The value of regripping your clubs cannot be overstated
By John Kim, PGA.com
Winter is the perfect time to take stock of your golf game, work on some areas that gave you fits during the year, and prepare for a successful spring on the course.
Well, before you hit the range, a simulator or head to the course in the warmer areas of the country, let's be sure you've positioned yourself for the best chance at success. And the most overlooked area of preparedness is your clubs
Are your clubs ready, too?
That's right. Your clubs have to be ready. You should check your lofts and lie angles, clean and sharpen your grooves, and inspect your shafts for cracks. Then, perhaps most importantly, make sure you check the one area where you physically connect with your clubs: The grips.
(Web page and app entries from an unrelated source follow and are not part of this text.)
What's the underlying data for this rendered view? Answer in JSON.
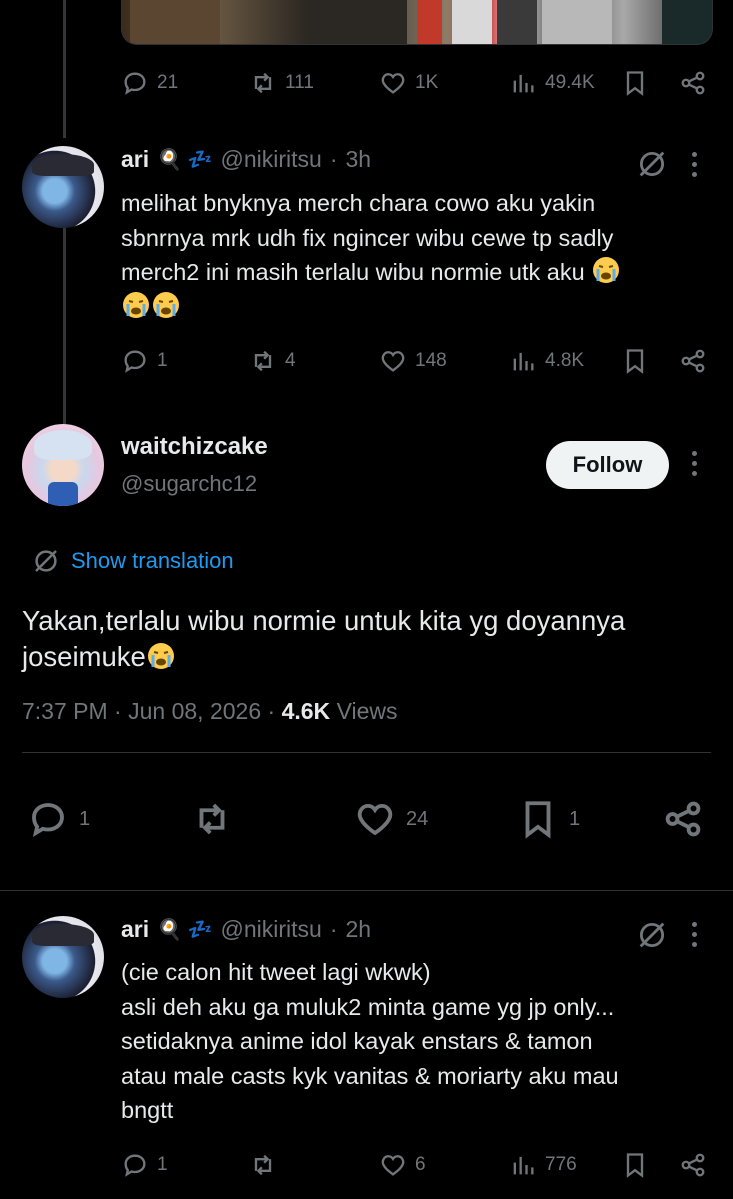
{
  "prev_tweet": {
    "stats": {
      "replies": "21",
      "reposts": "111",
      "likes": "1K",
      "views": "49.4K"
    }
  },
  "reply1": {
    "name": "ari",
    "emojis": "🍳 💤",
    "handle": "@nikiritsu",
    "time": "3h",
    "text_lines": [
      "melihat bnyknya merch chara cowo aku yakin",
      "sbnrnya mrk udh fix ngincer wibu cewe tp sadly",
      "merch2 ini masih terlalu wibu normie utk aku"
    ],
    "stats": {
      "replies": "1",
      "reposts": "4",
      "likes": "148",
      "views": "4.8K"
    }
  },
  "main_tweet": {
    "name": "waitchizcake",
    "handle": "@sugarchc12",
    "follow_label": "Follow",
    "translate_label": "Show translation",
    "text_lines": [
      "Yakan,terlalu wibu normie untuk kita yg doyannya",
      "joseimuke"
    ],
    "time": "7:37 PM",
    "date": "Jun 08, 2026",
    "views_count": "4.6K",
    "views_label": "Views",
    "stats": {
      "replies": "1",
      "reposts": "",
      "likes": "24",
      "bookmarks": "1"
    }
  },
  "reply2": {
    "name": "ari",
    "emojis": "🍳 💤",
    "handle": "@nikiritsu",
    "time": "2h",
    "text_lines": [
      "(cie calon hit tweet lagi wkwk)",
      "asli deh aku ga muluk2 minta game yg jp only...",
      "setidaknya anime idol kayak enstars & tamon",
      "atau male casts kyk vanitas & moriarty aku mau",
      "bngtt"
    ],
    "stats": {
      "replies": "1",
      "reposts": "",
      "likes": "6",
      "views": "776"
    }
  },
  "colors": {
    "background": "#000000",
    "text": "#e7e9ea",
    "muted": "#71767b",
    "link": "#1d9bf0",
    "divider": "#2f3336"
  }
}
"During the course of a year, most Tour pros will have their clubs regripped 3-4 times," says Brad Redding, PGA Master Professional and a six-time PGA Section Teacher of the Year. "Obviously, most amateurs don't need to go that far, but at least once a year for most avid players would be recommended."
The importance of the proper feel when gripping the club cannot be overstated, nor can the importance of the role of the grip.
"Sweat, dirt, just normal wear and tear, they all take a toll," says Redding. "If your grip can't stay consistent due to some slippage, your swing can't, either. Anything that makes the club slip, just a little, impacts the control you have of the club and the clubface.
"Your club might slip at any point in the swing, but particularly, it could twist at impact with the ground," he explains. "Any slight change there will result in a larger variation in your ball flight. Your swing could have been fine but the club's turning may have caused the shot to go offline."
Performance, comfort and confidence are all critical to your score, and you're sacrificing all three when you arrive at the course without the proper preparation.
As we all know, your round can be memorable for good reasons and bad reasons; all it takes is one shot. Why risk having that one shot (or all your shots) affected by a piece of equipment that would be so easy to correct?